On Monday, December 10th, the New York State Department of Labor (“NYSDOL”) issued revised proposed regulations involving call-in and on-call pay which could significantly affect some employers’ scheduling practices. The proposed regulations revise Minimum Wage Orders Covering Miscellaneous Industries and Occupations, but do not apply to employers in the hospitality industry or nonprofit entities that have elected for exemption from wage order coverage. The regulations also do not apply to employees of federal, state, or municipal governments.
In addition to continuing the current practice of providing at least four hours of call-in pay when the employee reports to work and no work is available, the proposed regulations require employers to provide four hours of call-in pay if:
- The employer cancels an employee’s shift within seventy-two hours of the start time;
- The employer requires the employee to work on-call; and
- The employer requires an employee to be in contact with the employer within seventy-two hours of the start of the employee’s shift to confirm whether he/she should report to work.
Further, the NYSDOL’s proposed regulations state that an employer is required to provide two hours of call-in pay if:
- At the employer’s request, the employee reports for an unscheduled shift with fewer than fourteen days’ notice; or
- The employer cancels an employee’s shift without fourteen days’ notice.
However, the new regulations do not apply to:
- Employees subject to a valid collective bargaining agreement that addresses the issue;
- Employees during work weeks in which they earn at least “40 times the applicable basic hourly minimum wage rate,” which would total $444.00 per week in Upstate New York effective December 31, 2018 when minimum wage increases to $11.10 per hour;
- Employees whose duties are directly dependent on weather conditions, necessary to protect the health or safety of the public, or subject to work orders, provided the employee receives a weekly compensation that exceeds minimum wage for all hours worked, excluding any allowances.
The regulations also state that where an employee volunteers to cover a shift and the employer provided the employee with a “written good faith estimate of hours” either at hiring or after the regulations become effective, a rebuttable presumption exists that the employee is not entitled to call-in pay. There are also limited exclusions for schedule changes due to severe weather conditions resulting in travel advisories, an employee’s decision to alter his/her schedule due to weather, or acts of God beyond the employer’s control such as a state of emergency declared by federal, state or local government.
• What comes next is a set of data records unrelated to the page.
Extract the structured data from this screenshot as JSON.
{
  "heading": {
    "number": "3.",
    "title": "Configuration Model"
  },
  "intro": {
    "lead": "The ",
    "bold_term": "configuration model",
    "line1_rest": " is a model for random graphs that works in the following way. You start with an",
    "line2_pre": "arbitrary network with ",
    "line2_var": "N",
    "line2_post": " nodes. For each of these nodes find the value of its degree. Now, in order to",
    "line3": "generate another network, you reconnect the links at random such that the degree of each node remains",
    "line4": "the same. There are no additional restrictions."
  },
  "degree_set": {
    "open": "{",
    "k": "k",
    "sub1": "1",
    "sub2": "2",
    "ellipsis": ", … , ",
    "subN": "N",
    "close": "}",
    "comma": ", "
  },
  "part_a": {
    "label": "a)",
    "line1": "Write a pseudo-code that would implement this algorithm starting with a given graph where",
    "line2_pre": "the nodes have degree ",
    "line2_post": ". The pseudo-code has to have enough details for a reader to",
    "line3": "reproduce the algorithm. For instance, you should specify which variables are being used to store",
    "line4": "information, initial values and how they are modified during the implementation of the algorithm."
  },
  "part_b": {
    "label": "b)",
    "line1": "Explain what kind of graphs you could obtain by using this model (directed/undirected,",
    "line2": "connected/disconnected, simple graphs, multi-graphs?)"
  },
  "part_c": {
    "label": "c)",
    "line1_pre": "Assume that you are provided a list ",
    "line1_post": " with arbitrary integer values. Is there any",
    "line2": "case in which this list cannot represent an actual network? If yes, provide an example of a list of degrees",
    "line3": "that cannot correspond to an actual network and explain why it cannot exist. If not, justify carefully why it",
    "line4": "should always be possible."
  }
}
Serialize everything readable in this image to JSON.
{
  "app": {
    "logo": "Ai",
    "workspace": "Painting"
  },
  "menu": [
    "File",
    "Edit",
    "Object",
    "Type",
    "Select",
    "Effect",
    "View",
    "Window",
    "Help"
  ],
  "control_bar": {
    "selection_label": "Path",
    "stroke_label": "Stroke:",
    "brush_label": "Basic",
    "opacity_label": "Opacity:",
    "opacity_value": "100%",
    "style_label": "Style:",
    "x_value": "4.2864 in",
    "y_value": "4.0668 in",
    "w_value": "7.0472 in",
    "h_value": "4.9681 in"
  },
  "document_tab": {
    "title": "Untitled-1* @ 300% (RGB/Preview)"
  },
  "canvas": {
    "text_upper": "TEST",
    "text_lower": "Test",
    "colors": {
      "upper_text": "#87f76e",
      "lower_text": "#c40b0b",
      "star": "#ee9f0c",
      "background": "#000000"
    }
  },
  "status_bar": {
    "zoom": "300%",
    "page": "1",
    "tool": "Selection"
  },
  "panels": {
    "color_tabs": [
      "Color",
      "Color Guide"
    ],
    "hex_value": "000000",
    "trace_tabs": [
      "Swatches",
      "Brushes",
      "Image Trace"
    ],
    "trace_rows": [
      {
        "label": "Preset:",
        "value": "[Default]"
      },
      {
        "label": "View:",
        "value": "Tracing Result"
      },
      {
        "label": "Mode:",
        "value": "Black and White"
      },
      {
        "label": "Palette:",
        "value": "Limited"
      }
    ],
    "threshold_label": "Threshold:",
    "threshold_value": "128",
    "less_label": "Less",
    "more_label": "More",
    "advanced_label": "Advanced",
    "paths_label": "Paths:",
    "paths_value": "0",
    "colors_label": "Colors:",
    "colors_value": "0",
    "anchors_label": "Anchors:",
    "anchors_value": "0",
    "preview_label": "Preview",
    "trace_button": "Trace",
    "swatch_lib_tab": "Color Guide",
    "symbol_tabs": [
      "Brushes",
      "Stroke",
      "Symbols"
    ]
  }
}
Visit our Labor & Employment Practice Area to learn more about the legal services we can provide in these areas. If you have any questions or would like more information on the issues discussed in this communication, please contact Robert C. Whitaker, Jr. or Emily A. Middlebrook.